Increased fibrosis is a characteristic remodeling response to biomechanical and neurohumoral stress and a determinant of cardiac mechanical and electrical dysfunction in disease. Stress-induced activation of cardiac fibroblasts (CFs) is a critical step in the fibrotic response, although the precise sequence of events underlying activation of these critical cells in vivo remain unclear. Here, we tested the hypothesis that a βIV-spectrin/STAT3 complex is essential for maintenance of a quiescent phenotype (basal nonactivated state) in CFs. We reported increased fibrosis, decreased cardiac function, and electrical impulse conduction defects in genetic and acquired mouse models of βIV-spectrin deficiency. Loss of βIV-spectrin function promoted STAT3 nuclear accumulation and transcriptional activity, and it altered gene expression and CF activation. Furthermore, we demonstrate that a quiescent phenotype may be restored in βIV-spectrin-deficient fibroblasts by expressing a βIV-spectrin fragment including the STAT3-binding domain or through pharmacological STAT3 inhibition. We found that in vivo STAT3 inhibition abrogates fibrosis and cardiac dysfunction in the setting of global βIV-spectrin deficiency. Finally, we demonstrate that fibroblast-specific deletion of βIV-spectrin is sufficient to induce fibrosis and decreased cardiac function. We propose that the βIV-spectrin/STAT3 complex is a determinant of fibroblast phenotype and fibrosis, with implications for remodeling response in cardiovascular disease (CVD).

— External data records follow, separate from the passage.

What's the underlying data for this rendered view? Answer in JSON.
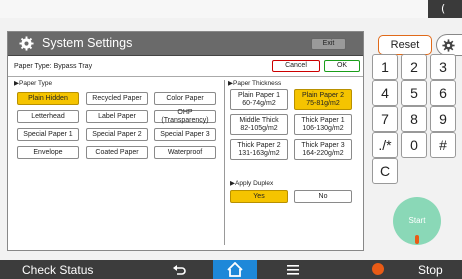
{
  "app_title": "System Settings",
  "exit_label": "Exit",
  "paper_type_label": "Paper Type: Bypass Tray",
  "cancel_label": "Cancel",
  "ok_label": "OK",
  "paper_type_section": "▶Paper Type",
  "paper_thickness_section": "▶Paper Thickness",
  "paper_types": [
    {
      "label": "Plain Hidden",
      "selected": true
    },
    {
      "label": "Recycled Paper",
      "selected": false
    },
    {
      "label": "Color Paper",
      "selected": false
    },
    {
      "label": "Letterhead",
      "selected": false
    },
    {
      "label": "Label Paper",
      "selected": false
    },
    {
      "label": "OHP (Transparency)",
      "selected": false
    },
    {
      "label": "Special Paper 1",
      "selected": false
    },
    {
      "label": "Special Paper 2",
      "selected": false
    },
    {
      "label": "Special Paper 3",
      "selected": false
    },
    {
      "label": "Envelope",
      "selected": false
    },
    {
      "label": "Coated Paper",
      "selected": false
    },
    {
      "label": "Waterproof",
      "selected": false
    }
  ],
  "thickness": [
    {
      "line1": "Plain Paper 1",
      "line2": "60-74g/m2",
      "selected": false
    },
    {
      "line1": "Plain Paper 2",
      "line2": "75-81g/m2",
      "selected": true
    },
    {
      "line1": "Middle Thick",
      "line2": "82-105g/m2",
      "selected": false
    },
    {
      "line1": "Thick Paper 1",
      "line2": "106-130g/m2",
      "selected": false
    },
    {
      "line1": "Thick Paper 2",
      "line2": "131-163g/m2",
      "selected": false
    },
    {
      "line1": "Thick Paper 3",
      "line2": "164-220g/m2",
      "selected": false
    }
  ],
  "duplex_label": "▶Apply Duplex",
  "duplex_yes": "Yes",
  "duplex_no": "No",
  "reset_label": "Reset",
  "keypad": [
    "1",
    "2",
    "3",
    "4",
    "5",
    "6",
    "7",
    "8",
    "9",
    "./*",
    "0",
    "#",
    "C"
  ],
  "start_label": "Start",
  "check_status": "Check Status",
  "stop_label": "Stop",
  "colors": {
    "selected": "#f5c400",
    "start": "#8ad8b7",
    "accent": "#e95b16",
    "home": "#1e88d9"
  }
}
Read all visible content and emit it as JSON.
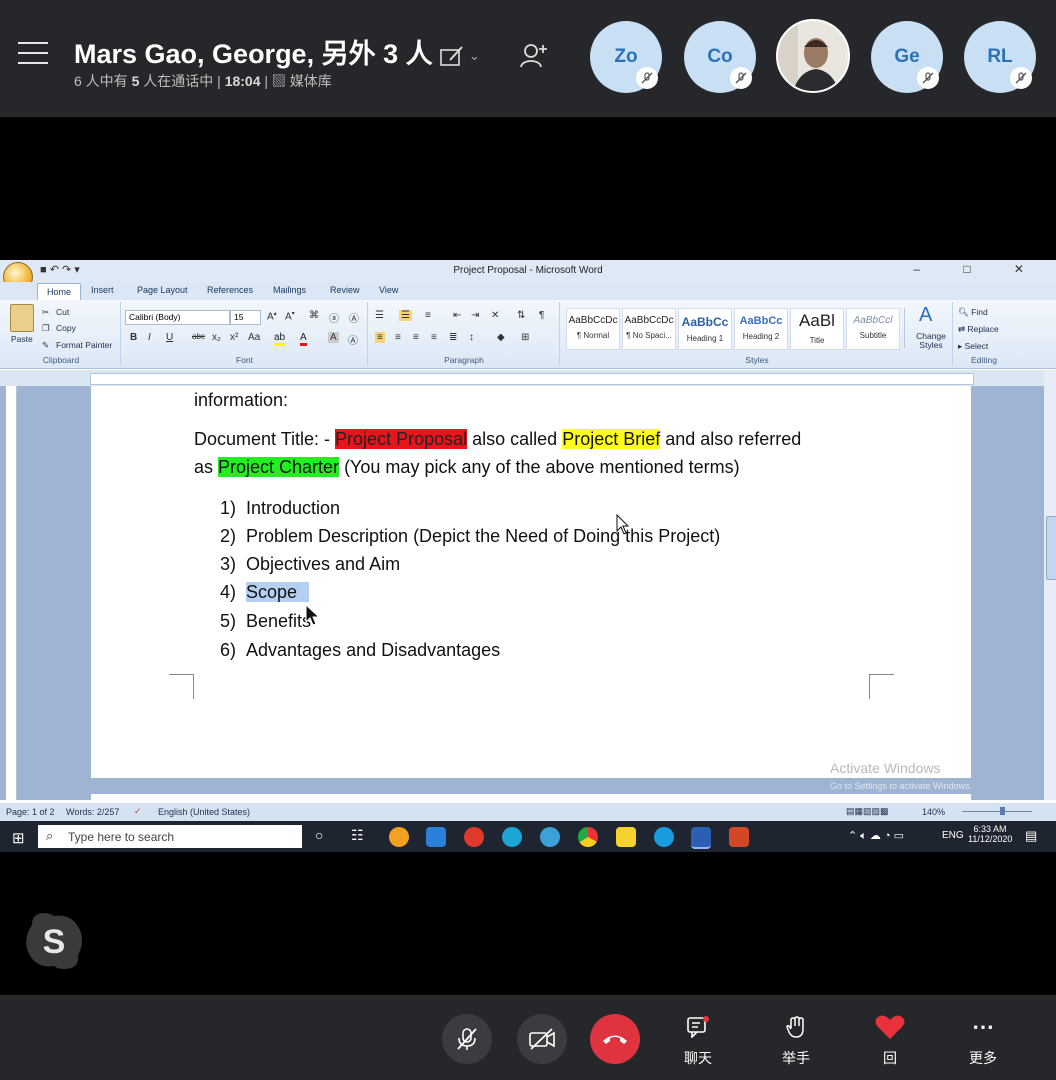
{
  "call": {
    "title": "Mars Gao, George, 另外 3 人",
    "subtitle_prefix": "6 人中有 ",
    "subtitle_count": "5",
    "subtitle_mid": " 人在通话中 | ",
    "duration": "18:04",
    "subtitle_sep": " | ",
    "gallery": "媒体库"
  },
  "participants": [
    {
      "initials": "Zo",
      "muted": true
    },
    {
      "initials": "Co",
      "muted": true
    },
    {
      "initials": "Ge",
      "muted": true
    },
    {
      "initials": "RL",
      "muted": true
    }
  ],
  "word": {
    "quick_access": "■ ↶ ↷ ▾",
    "window_title": "Project Proposal - Microsoft Word",
    "window_controls": "– □ ✕",
    "tabs": [
      "Home",
      "Insert",
      "Page Layout",
      "References",
      "Mailings",
      "Review",
      "View"
    ],
    "clipboard": {
      "paste": "Paste",
      "cut": "Cut",
      "copy": "Copy",
      "format_painter": "Format Painter",
      "label": "Clipboard"
    },
    "font": {
      "name": "Calibri (Body)",
      "size": "15",
      "label": "Font"
    },
    "paragraph_label": "Paragraph",
    "styles": [
      {
        "preview": "AaBbCcDc",
        "name": "¶ Normal"
      },
      {
        "preview": "AaBbCcDc",
        "name": "¶ No Spaci..."
      },
      {
        "preview": "AaBbCc",
        "name": "Heading 1"
      },
      {
        "preview": "AaBbCc",
        "name": "Heading 2"
      },
      {
        "preview": "AaBl",
        "name": "Title"
      },
      {
        "preview": "AaBbCcl",
        "name": "Subtitle"
      }
    ],
    "change_styles": "Change Styles",
    "styles_label": "Styles",
    "editing": {
      "find": "Find",
      "replace": "Replace",
      "select": "Select",
      "label": "Editing"
    },
    "status": {
      "page": "Page: 1 of 2",
      "words": "Words: 2/257",
      "language": "English (United States)",
      "zoom": "140%"
    },
    "watermark": {
      "line1": "Activate Windows",
      "line2": "Go to Settings to activate Windows."
    }
  },
  "document": {
    "line0": "information:",
    "title_prefix": "Document Title: - ",
    "term1": "Project Proposal",
    "mid1": " also called ",
    "term2": "Project Brief",
    "mid2": " and also referred",
    "as": "as ",
    "term3": "Project Charter",
    "tail": " (You may pick any of the above mentioned terms)",
    "items": [
      {
        "num": "1)",
        "text": "Introduction"
      },
      {
        "num": "2)",
        "text": "Problem Description (Depict the Need of Doing this Project)"
      },
      {
        "num": "3)",
        "text": "Objectives and Aim"
      },
      {
        "num": "4)",
        "text": "Scope"
      },
      {
        "num": "5)",
        "text": "Benefits"
      },
      {
        "num": "6)",
        "text": "Advantages and Disadvantages"
      }
    ]
  },
  "taskbar": {
    "search_placeholder": "Type here to search",
    "language": "ENG",
    "time": "6:33 AM",
    "date": "11/12/2020"
  },
  "controls": {
    "chat": "聊天",
    "raise_hand": "举手",
    "react": "回",
    "more": "更多"
  }
}
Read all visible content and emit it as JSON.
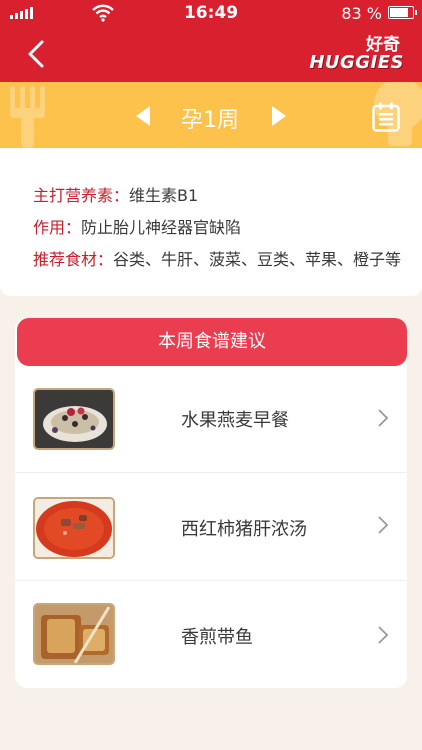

Keywords: Cardiology; Cell Biology; Cytoskeleton; Fibrosis; Heart failure.